Be afraid. Be very afraid.
We tend to think that fear is bad news bears, and that it should be kept out of public life. Not so for the Ancient Greeks. All sorts of different characters in The Eumenides—even those with different stances on whether or not Orestes should get off the hook—still think that fear is needed to keep people in line.
The Furies, of course, are the main ones who hold this view—which isn't surprising, given that they don't really have any other job aside from terrifying and torturing people. And, at the end of the play, Athena simply gives the Furies (now the "Kindly Ones" or Eumenides) the extra duty of rewarding good people; she doesn't take away their duty of harming bad people… and scaring the living daylights out of 'em.
Questions About Fear
- Why do the Furies and Athena think Fear is a good thing?
- Do the Furies and Athena have different points-of-view on how Fear should be used?
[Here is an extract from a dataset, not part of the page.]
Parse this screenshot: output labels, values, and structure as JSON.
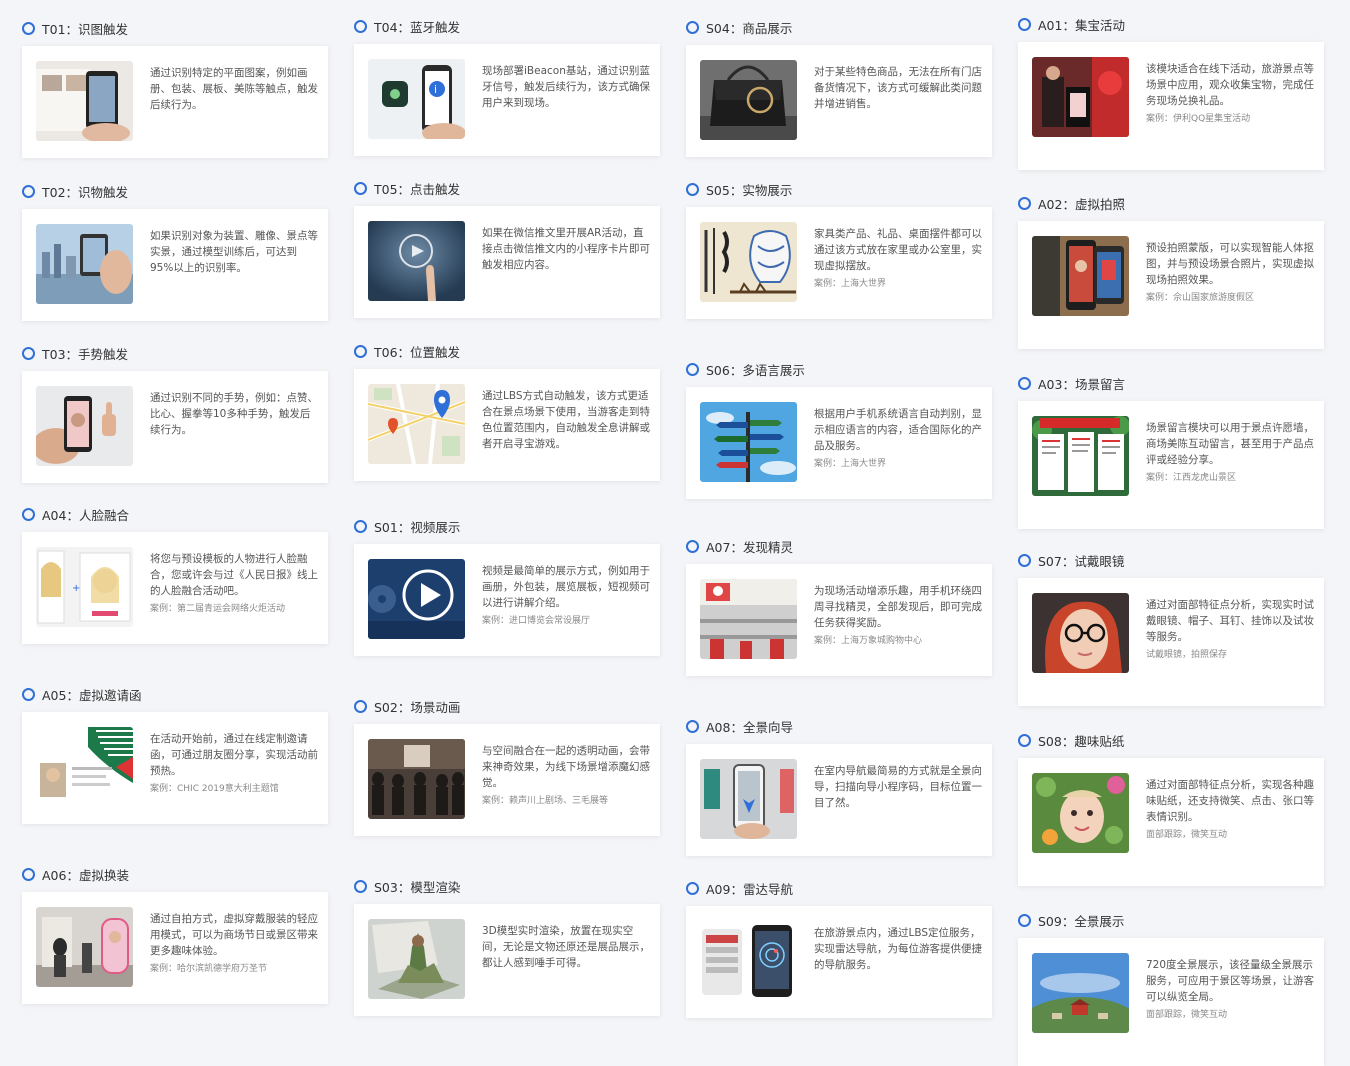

If so, what are their points of disagreement?
- What position do you think Aeschylus would take on the role of Fear in a community, based on the way he portrays his different characters?
- Who is the most fearful character in the play?
Chew on This
The Furies and Athena both think that Fear is a good thing, but Athena thinks it has to be balanced with rewards for good deeds.
Even though Orestes is pursued by the Furies he is not very afraid because Apollo is backing him up. In fact, the Furies are the most fearful characters in the play—because they are afraid of having their rights taken away from them by Apollo and Athena.